Contract Contribution Analysis: Add Another Contract #10p. 300
Summaryp. 303
Chapter 15 Small-Time Manufacturing: Discrete Event Simulation or "What If?" Analysisp. 305
Scenario 1

p. 306

Scenario 2

p. 312

Scenario 3

p. 314

Scenario 4

p. 316
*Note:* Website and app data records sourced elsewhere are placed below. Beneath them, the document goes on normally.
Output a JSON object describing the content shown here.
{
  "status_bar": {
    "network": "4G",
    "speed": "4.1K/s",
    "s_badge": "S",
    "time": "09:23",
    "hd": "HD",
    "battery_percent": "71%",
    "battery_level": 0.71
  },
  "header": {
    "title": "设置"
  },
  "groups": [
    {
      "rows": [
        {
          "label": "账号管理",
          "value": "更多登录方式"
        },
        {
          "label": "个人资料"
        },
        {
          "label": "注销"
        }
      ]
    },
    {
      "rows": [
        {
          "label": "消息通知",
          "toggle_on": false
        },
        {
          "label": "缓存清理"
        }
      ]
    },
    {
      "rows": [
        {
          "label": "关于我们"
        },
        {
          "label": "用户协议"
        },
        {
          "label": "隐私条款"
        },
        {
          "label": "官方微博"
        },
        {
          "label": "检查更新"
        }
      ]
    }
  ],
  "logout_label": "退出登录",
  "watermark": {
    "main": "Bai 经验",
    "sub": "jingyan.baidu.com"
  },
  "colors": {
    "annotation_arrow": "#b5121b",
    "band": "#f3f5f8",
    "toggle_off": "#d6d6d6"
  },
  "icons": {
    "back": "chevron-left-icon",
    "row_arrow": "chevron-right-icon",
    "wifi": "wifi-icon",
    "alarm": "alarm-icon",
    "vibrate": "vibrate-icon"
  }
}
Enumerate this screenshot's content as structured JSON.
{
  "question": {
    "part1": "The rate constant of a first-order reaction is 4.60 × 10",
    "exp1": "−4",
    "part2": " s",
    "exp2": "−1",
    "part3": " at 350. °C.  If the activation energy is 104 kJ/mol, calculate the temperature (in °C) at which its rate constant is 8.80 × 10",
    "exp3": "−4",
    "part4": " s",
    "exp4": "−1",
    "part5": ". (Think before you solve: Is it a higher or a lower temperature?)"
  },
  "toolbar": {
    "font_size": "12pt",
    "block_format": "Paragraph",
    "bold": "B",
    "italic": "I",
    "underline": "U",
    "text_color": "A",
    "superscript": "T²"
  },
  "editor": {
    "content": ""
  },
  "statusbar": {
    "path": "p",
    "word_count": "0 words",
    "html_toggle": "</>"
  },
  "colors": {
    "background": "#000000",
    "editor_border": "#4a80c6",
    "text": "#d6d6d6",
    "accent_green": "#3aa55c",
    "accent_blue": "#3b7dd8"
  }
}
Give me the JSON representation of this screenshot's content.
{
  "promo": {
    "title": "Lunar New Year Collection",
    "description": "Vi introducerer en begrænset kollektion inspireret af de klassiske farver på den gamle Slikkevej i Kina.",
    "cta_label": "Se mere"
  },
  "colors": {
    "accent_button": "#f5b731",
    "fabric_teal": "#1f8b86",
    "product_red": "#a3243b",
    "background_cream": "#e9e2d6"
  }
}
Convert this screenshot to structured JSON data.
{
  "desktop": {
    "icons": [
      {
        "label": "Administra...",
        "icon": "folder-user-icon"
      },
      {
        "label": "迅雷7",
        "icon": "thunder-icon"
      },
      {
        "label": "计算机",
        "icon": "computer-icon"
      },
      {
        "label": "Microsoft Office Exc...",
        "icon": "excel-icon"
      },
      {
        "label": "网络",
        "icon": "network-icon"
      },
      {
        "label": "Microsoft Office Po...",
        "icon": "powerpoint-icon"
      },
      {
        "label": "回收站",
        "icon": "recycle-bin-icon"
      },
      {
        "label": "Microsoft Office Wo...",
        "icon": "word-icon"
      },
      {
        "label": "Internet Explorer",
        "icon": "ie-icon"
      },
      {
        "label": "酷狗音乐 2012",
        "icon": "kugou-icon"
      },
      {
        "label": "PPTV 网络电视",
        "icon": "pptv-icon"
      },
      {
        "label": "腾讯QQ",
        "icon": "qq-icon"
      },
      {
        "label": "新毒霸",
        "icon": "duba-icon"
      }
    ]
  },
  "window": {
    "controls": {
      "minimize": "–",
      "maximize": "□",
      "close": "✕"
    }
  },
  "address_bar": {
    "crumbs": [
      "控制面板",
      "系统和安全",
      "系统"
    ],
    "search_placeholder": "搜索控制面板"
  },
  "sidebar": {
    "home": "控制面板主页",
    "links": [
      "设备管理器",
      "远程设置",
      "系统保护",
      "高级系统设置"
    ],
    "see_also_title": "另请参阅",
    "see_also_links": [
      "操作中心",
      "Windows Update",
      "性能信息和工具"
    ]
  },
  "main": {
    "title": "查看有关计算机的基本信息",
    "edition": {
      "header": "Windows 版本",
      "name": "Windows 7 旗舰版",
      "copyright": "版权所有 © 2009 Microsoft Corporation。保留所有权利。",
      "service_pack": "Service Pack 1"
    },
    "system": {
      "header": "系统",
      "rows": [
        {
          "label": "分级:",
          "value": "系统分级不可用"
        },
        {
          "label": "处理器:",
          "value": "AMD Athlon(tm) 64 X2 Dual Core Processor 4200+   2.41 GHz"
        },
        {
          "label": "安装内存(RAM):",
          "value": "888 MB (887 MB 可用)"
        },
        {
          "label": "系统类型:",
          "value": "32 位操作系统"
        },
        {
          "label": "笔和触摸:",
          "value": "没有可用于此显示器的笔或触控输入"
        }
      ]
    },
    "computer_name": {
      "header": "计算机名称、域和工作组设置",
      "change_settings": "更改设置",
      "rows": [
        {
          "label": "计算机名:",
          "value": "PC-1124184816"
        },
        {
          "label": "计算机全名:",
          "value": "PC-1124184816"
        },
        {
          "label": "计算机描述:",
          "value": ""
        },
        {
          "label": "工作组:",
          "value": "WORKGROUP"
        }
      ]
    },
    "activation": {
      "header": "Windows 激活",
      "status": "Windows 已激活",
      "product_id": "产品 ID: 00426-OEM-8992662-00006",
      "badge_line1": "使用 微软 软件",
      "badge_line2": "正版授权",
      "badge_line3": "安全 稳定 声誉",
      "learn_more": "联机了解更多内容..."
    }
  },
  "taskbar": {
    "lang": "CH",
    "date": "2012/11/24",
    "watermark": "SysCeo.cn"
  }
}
Summaryp. 319
Chapter 16 Small-Time Manufacturing: Multiyear Costing and Pricingp. 320
Small-Time Manufacturing's Opportunityp. 322
Establishing "Then Year" Costing Ratesp. 322
Multiyear Costing/Pricing Templatep. 324
Production Requirementsp. 324
Direct and Throughput Costsp. 332
Direct/Value-Adding Costsp. 333
General and Administrative Activitiesp. 337
Multiyear Program Pricingp. 337
Summaryp. 340
Chapter 17 Impediments to Adopting Activity-Based Costing at the Small and Mid-Sized Organizationp. 342
Impediments to Attempting ABCp. 343
Perceived Lack of Resourcesp. 343
Entrepreneurial Egop. 344
Lack of Decision Costing Skillsp. 345
Desire to be a Settler, Not a Pioneerp. 345
Impediments to Succeeding with ABCp. 346
Desire to Be Taught, Not to Learnp. 346
Lack of Decision Costing Skillsp. 347
Employee Turnoverp. 347
Summaryp. 348
Chapter 18 Making Activity-Based Costing Work at the Small and Mid-Sized Businessp. 349
Indexp. 355